What you have to do » Everything from the line containing "Enumerate this screenshot's" to the end of the records must be restated word for word, and nothing else.

--- Supplied records ---

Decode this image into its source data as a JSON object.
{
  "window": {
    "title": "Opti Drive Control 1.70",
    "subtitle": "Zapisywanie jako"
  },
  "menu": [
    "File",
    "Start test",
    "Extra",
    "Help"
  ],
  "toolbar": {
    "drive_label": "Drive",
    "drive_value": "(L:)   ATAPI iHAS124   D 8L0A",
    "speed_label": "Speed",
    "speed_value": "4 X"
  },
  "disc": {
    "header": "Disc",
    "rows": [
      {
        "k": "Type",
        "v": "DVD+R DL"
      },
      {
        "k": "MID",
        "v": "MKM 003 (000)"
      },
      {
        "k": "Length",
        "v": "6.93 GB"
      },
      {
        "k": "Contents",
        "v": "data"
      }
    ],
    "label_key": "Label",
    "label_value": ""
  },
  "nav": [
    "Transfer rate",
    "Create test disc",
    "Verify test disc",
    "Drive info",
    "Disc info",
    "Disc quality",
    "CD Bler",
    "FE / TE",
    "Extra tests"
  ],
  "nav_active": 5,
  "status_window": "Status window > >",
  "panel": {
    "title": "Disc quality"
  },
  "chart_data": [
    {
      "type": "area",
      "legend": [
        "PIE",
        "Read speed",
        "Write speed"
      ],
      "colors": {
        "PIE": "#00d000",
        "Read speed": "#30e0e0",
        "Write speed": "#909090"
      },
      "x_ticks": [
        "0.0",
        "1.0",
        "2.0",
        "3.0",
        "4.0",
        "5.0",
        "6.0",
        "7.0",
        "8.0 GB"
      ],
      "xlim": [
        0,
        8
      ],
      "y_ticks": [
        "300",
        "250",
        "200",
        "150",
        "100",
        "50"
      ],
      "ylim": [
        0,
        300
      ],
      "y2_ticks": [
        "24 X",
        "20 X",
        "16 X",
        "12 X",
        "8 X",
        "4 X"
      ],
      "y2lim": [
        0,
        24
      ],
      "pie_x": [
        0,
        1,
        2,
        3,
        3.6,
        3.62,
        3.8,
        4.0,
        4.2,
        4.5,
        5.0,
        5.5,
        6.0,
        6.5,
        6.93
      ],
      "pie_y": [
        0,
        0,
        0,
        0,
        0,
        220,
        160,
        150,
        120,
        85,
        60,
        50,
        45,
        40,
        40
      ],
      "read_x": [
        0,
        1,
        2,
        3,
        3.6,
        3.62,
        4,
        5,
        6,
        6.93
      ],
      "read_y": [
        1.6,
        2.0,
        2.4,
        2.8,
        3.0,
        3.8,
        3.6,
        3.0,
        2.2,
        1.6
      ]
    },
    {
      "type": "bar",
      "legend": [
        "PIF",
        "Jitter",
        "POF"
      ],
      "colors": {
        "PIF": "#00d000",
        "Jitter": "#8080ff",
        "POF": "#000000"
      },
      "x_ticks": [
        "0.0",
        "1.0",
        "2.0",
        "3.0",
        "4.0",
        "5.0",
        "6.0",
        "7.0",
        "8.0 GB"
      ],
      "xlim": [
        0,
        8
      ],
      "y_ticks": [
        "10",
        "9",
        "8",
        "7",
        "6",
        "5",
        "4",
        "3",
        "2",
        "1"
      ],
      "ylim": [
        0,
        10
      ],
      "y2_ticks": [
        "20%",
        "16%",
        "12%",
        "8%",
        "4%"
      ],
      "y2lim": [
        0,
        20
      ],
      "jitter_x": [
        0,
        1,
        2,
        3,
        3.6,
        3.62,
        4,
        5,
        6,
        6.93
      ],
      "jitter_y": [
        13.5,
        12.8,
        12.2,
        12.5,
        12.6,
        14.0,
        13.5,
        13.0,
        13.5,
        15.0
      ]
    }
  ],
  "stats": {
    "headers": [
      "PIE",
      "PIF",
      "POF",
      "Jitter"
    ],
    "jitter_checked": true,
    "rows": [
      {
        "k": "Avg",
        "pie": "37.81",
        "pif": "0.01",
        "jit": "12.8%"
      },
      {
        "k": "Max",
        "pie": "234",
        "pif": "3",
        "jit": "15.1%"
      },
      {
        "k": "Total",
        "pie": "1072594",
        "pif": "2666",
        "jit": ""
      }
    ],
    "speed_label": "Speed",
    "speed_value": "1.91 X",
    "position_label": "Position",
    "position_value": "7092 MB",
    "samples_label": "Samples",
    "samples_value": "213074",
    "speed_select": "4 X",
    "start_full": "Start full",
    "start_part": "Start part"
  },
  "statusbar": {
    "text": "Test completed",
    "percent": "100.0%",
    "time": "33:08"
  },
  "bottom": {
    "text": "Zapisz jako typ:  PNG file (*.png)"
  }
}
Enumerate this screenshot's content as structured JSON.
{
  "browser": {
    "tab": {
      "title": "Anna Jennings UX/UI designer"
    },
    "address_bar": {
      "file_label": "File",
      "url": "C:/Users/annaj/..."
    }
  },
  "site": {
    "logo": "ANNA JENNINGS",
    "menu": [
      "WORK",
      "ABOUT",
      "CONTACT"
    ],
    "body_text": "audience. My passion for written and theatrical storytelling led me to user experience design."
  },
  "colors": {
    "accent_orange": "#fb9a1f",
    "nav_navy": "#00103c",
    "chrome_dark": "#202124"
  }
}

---

Exercise output »
Enumerate this screenshot's content as structured JSON.
{
  "browser": {
    "tab": {
      "title": "Anna Jennings UX/UI designer"
    },
    "address_bar": {
      "file_label": "File",
      "url": "C:/Users/annaj/..."
    }
  },
  "site": {
    "logo": "ANNA JENNINGS",
    "menu": [
      "WORK",
      "ABOUT",
      "CONTACT"
    ],
    "body_text": "audience. My passion for written and theatrical storytelling led me to user experience design."
  },
  "colors": {
    "accent_orange": "#fb9a1f",
    "nav_navy": "#00103c",
    "chrome_dark": "#202124"
  }
}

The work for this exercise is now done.